Exploring Arequipa


Lovely side streets

Rooftop sunset


After 4 nights in Arequipa and seeing as much as we could for not much money, we got another bus to our last stop in Peru – Puno. We only stayed here one night as it was simply another stopover for reaching the Bolivian side of Lake Titicaca and staying in Copacabana. I can’t say much about Puno because we arrived at night and left early in the morning. We enjoyed our time in Peru and have lots of amazing memories to take away from our time there. Hopefully Bolivia would be just as memorable.  

From Vilcabamba to Lima in 2 days…

It turns out that border crossings don’t get any easier the more you do them. The next stage of our journey involved getting from Vilcabamba to Piura in Peru (and then on to Lima). A bus from Vilcabamba to Loja, a bus from Loja to Piura. Sounds easy enough, right? Wrong. A top tip: if you are ever travelling on buses in South America at the weekend, book in advance! We were informed by our hostel in the afternoon before we were due to leave for Loja that every ticket on our second bus at 11pm was booked. Our only hope was to leave straight away and try to get on the only other alternative; a second bus at 12am. In a panic, we immediately left Vilcabamba and caught the first bus to Loja. We arrived just before 5pm and quickly booked 2 of the last few tickets for the next bus. Unfortunately, we were 7 hours early and were forced to hang around in a packed bus terminal. We played a riveting game of scrabble, ate a questionable dinner in a fast-food chicken restaurant, bought what we thought was fudge but turned out not to be and spoke to lots of Ecuadorean families who were very surprised that we were on our way to Peru. 

When we finally got on our bus we were surrounded by locals and Peruvians on their way home. Only 2 other tourists boarded the bus with us. It certainly wasn’t luxurious but between us we managed a few naps until we reached the border. At the border we had to get off the bus and queue to be stamped out of Ecuador by a not-so-friendly woman behind the counter. Then we walked across the border and joined the queue to be stamped into Peru. Even at 3am the whole process took almost an hour. I dread to think how long it takes in peak times. Once we were stamped we boarded the bus again and carried on our journey to Piura. At around 7am we arrived at the bus terminal in Piura, sleep-deprived and hungry. Perhaps stupidly, we’d made the decision to make the 16 hour bus journey to Lima that same day and had to wait around for the next stage of our epic journey at 3pm. 

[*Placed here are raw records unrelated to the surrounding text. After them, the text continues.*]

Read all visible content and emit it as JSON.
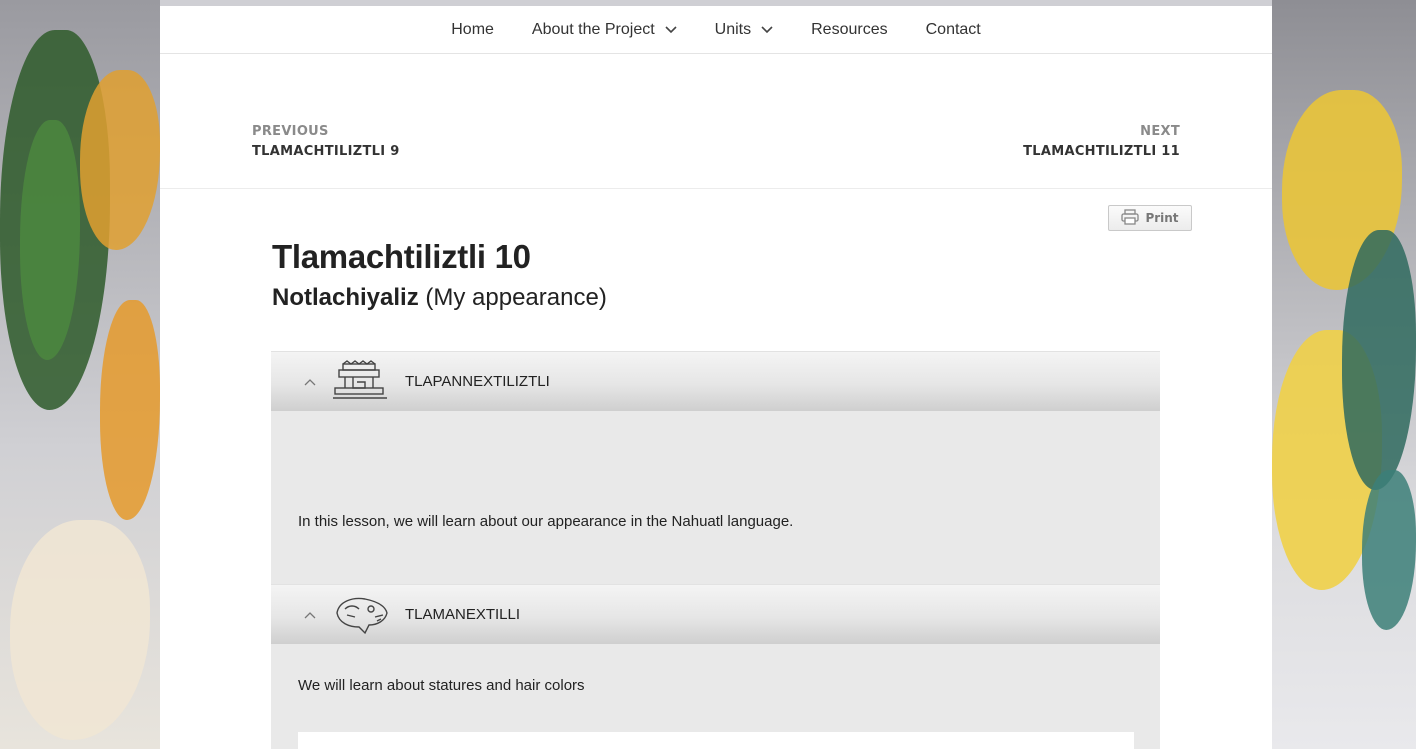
{
  "nav": {
    "items": [
      {
        "label": "Home",
        "dropdown": false
      },
      {
        "label": "About the Project",
        "dropdown": true
      },
      {
        "label": "Units",
        "dropdown": true
      },
      {
        "label": "Resources",
        "dropdown": false
      },
      {
        "label": "Contact",
        "dropdown": false
      }
    ]
  },
  "postnav": {
    "prev_kicker": "PREVIOUS",
    "prev_title": "TLAMACHTILIZTLI 9",
    "next_kicker": "NEXT",
    "next_title": "TLAMACHTILIZTLI 11"
  },
  "print_label": "Print",
  "page": {
    "title": "Tlamachtiliztli 10",
    "subtitle_bold": "Notlachiyaliz",
    "subtitle_rest": "(My appearance)"
  },
  "accordion": [
    {
      "title": "TLAPANNEXTILIZTLI",
      "icon": "temple-glyph-icon",
      "body": "In this lesson, we will learn about our appearance in the Nahuatl language."
    },
    {
      "title": "TLAMANEXTILLI",
      "icon": "animal-glyph-icon",
      "body": "We will learn about statures and hair colors"
    }
  ],
  "colors": {
    "accent_text": "#222222",
    "muted": "#8a8a8a",
    "panel": "#e9e9e9"
  }
}
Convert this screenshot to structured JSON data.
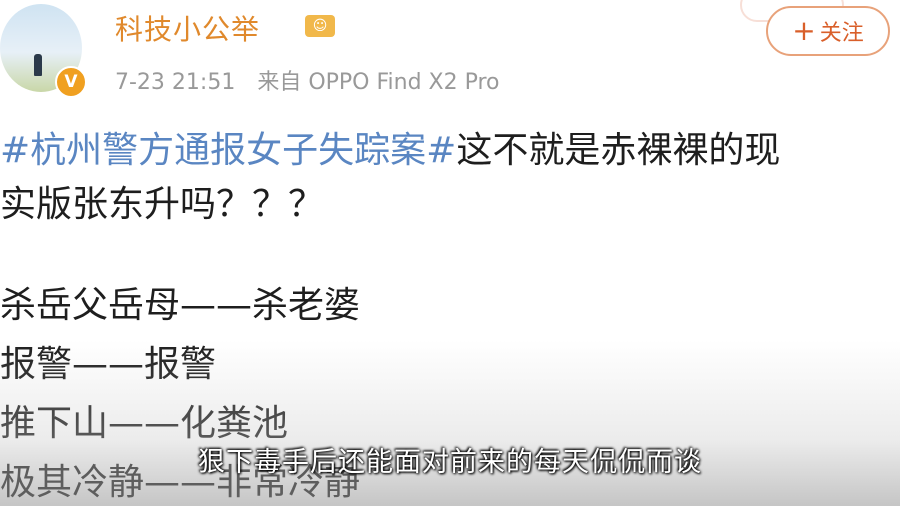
{
  "header": {
    "username": "科技小公举",
    "timestamp": "7-23 21:51",
    "source": "来自 OPPO Find X2 Pro",
    "follow_label": "关注",
    "follow_icon": "+",
    "verified_badge": "V"
  },
  "post": {
    "topic": "#杭州警方通报女子失踪案#",
    "line1_rest": "这不就是赤裸裸的现",
    "line2": "实版张东升吗？？？",
    "list": [
      "杀岳父岳母——杀老婆",
      "报警——报警",
      "推下山——化粪池",
      "极其冷静——非常冷静"
    ]
  },
  "video": {
    "subtitle": "狠下毒手后还能面对前来的每天侃侃而谈"
  },
  "colors": {
    "username": "#e0892c",
    "topic": "#5a86c2",
    "follow": "#d95f2a"
  }
}
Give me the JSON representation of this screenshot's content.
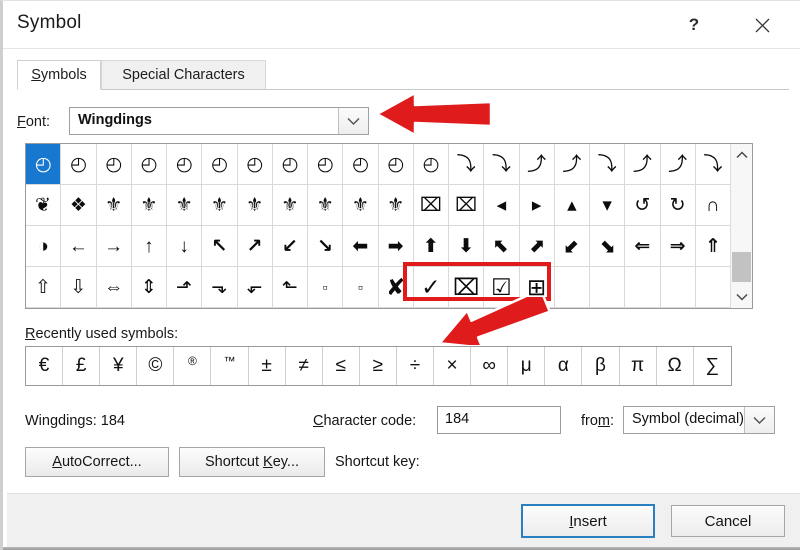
{
  "window": {
    "title": "Symbol",
    "help_icon": "question-mark-icon",
    "close_icon": "close-icon"
  },
  "tabs": [
    {
      "label": "Symbols",
      "active": true
    },
    {
      "label": "Special Characters",
      "active": false
    }
  ],
  "font_row": {
    "label": "Font:",
    "value": "Wingdings",
    "dropdown_icon": "chevron-down-icon"
  },
  "symbol_grid": {
    "columns": 20,
    "rows": 4,
    "selected_index": 0,
    "highlight_indices": [
      71,
      72,
      73,
      74
    ],
    "cells": [
      "◴",
      "◴",
      "◴",
      "◴",
      "◴",
      "◴",
      "◴",
      "◴",
      "◴",
      "◴",
      "◴",
      "◴",
      "⤵",
      "⤵",
      "⤴",
      "⤴",
      "⤵",
      "⤴",
      "⤴",
      "⤵",
      "❦",
      "❖",
      "⚜",
      "⚜",
      "⚜",
      "⚜",
      "⚜",
      "⚜",
      "⚜",
      "⚜",
      "⚜",
      "⌧",
      "⌧",
      "◂",
      "▸",
      "▴",
      "▾",
      "↺",
      "↻",
      "∩",
      "◑",
      "←",
      "→",
      "↑",
      "↓",
      "↖",
      "↗",
      "↙",
      "↘",
      "⬅",
      "➡",
      "⬆",
      "⬇",
      "⬉",
      "⬈",
      "⬋",
      "⬊",
      "⇐",
      "⇒",
      "⇑",
      "⇧",
      "⇩",
      "⇔",
      "⇕",
      "⬏",
      "⬎",
      "⬐",
      "⬑",
      "▫",
      "▫",
      "✘",
      "✓",
      "⌧",
      "☑",
      "⊞",
      "",
      "",
      "",
      "",
      ""
    ]
  },
  "scrollbar": {
    "up_icon": "chevron-up-icon",
    "down_icon": "chevron-down-icon"
  },
  "recent": {
    "label": "Recently used symbols:",
    "symbols": [
      "€",
      "£",
      "¥",
      "©",
      "®",
      "™",
      "±",
      "≠",
      "≤",
      "≥",
      "÷",
      "×",
      "∞",
      "μ",
      "α",
      "β",
      "π",
      "Ω",
      "∑"
    ]
  },
  "code_row": {
    "current_font_code": "Wingdings: 184",
    "char_code_label": "Character code:",
    "char_code_value": "184",
    "from_label": "from:",
    "from_value": "Symbol (decimal)",
    "from_dropdown_icon": "chevron-down-icon"
  },
  "action_row": {
    "autocorrect_label": "AutoCorrect...",
    "shortcut_key_button": "Shortcut Key...",
    "shortcut_key_label": "Shortcut key:"
  },
  "footer": {
    "insert_label": "Insert",
    "cancel_label": "Cancel"
  },
  "annotations": {
    "arrow_color": "#e01b1b",
    "highlight_color": "#e01b1b",
    "arrow_font_name": "red-arrow-pointing-to-font-dropdown",
    "arrow_symbol_name": "red-arrow-pointing-to-checkbox-symbols"
  }
}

Piura turned out to be nicer than we expected and we actually enjoyed the half-day we spent there. We went for breakfast, visited a brand-new shopping centre, travelled in a tuk-tuk, enjoyed coffee and quiche for lunch and wandered around the town. When the time finally arrived for our overnight bus to Lima, we were in high spirits, refreshed and full. I’m pleased to say that Cruz del Sur delivered the best bus journey we have been on in South America and our journey to Lima was completely seamless (for once!). We had leg rests, cup holders, tray tables, a tasty meal, reclineable seats and  loads of leg room (all of which seemed like the height of luxury for us). At 10pm we settled into our makeshift beds and slept. We didn’t wake up until 6am; 20 minutes before we reached Lima. I can’t say I’ve ever enjoyed being on a bus so much and a free night’s accommodation is always a plus! Our adventures would continue in Lima; the capital city of Peru.

Sorry for the lack of photos – there was nothing particularly interesting to take them of!